Let’s say you were in car accident once.
Not the kind that requires a new assemblage of limbs but one that resulted in your mouth being wired together for a time,
The kind that leaves its mark long after the scars are a nostalgic strand of ornaments.
The kind that leaves your driving and navigating ever cautious from there on out.
You drive slower to parties. Slower to work. Even slower to events you’re already late to.
You ease care at red lights where a right turn is valid. You park blocks and blocks away so as to avoid that Tetris move of a parallel parking job.
You refrain from catching the light before you get stuck in the moment.
Those left turns, those confident reverses out of driveways, all proceed with bureaucratic care.
You’re ever watchful of being blindsided another time, constantly reliving the duress of that fragmented moment of steel clenching steel and wires cutting into the scene.
You can still taste where the flesh met teeth and a clenched tongue
There’s a craving though. A guilty lust for the salt, the corn syrup undyed backflipping on your palate when the metal violated your sense of objective fearlessness.
But then you forget.
A routine is re-instated that overtakes the caution in movements.
Confidence is rehabilitated and steers seamless merging from the east to the west-side.
Warning signs flash in argon ahead. You ignore the weather reports on the radio.

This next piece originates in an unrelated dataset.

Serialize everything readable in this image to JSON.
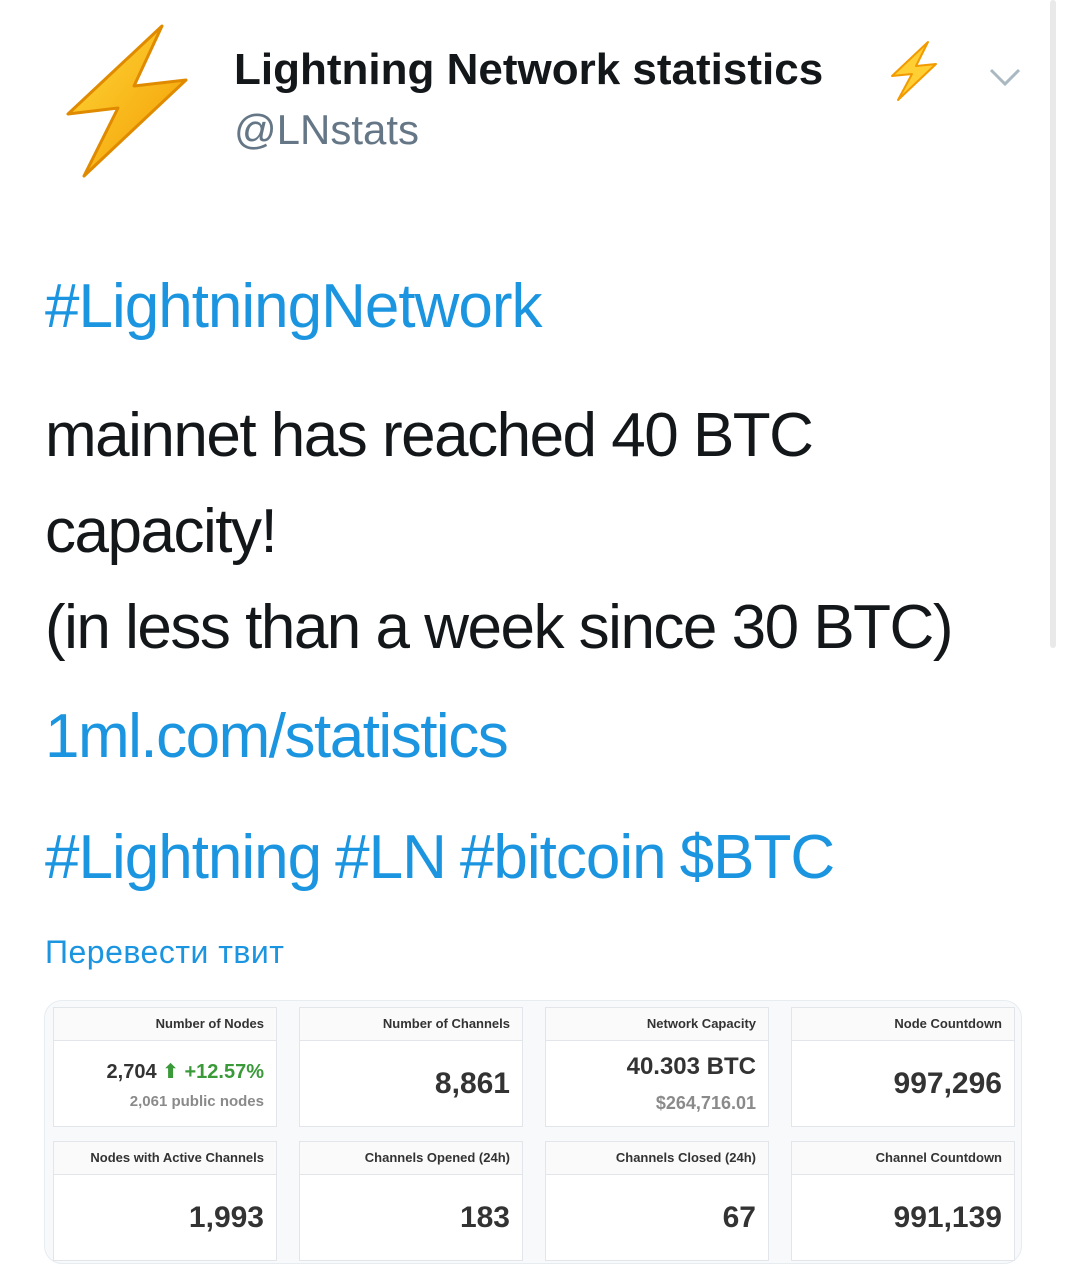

The near swerving miss where your brakes slip stall all progress.
In an instance, in a flash, the nerve of a thousand crash test videos are projected on your windshield.
A traffic jam with broken bodies, motorcycles and bloodied tracks is played out in a 9 minute sequence ahead of you.
Your automobile with its cheap CIA funded drone capabilities putters anti-freeze and refuses to sprout its helicopter blades
The craving for the raspy taste of steel against your jaw makes a comeback.
You begin to wonder if you aren’t that much unlike those crazed fetishists in Toronto restaging their pain for pleasure.
You wonder if in the re-enactment of a James Dean death scene the possibility of searing into the past to kill your ancestors is possible.
You’re replaying it, calling casting sessions for the film and stage adaptations for it.
You’re examining the wreckage down below looking for a specific piece, hoping the nervous NSA intern was taking notes for you to refer to.
You remain trapped in an embargo of this post-human pileup for a time that even Tom Cruise would consider infinite.
The off-ramps and side streets are compromised.
No more detours.
Forward is through.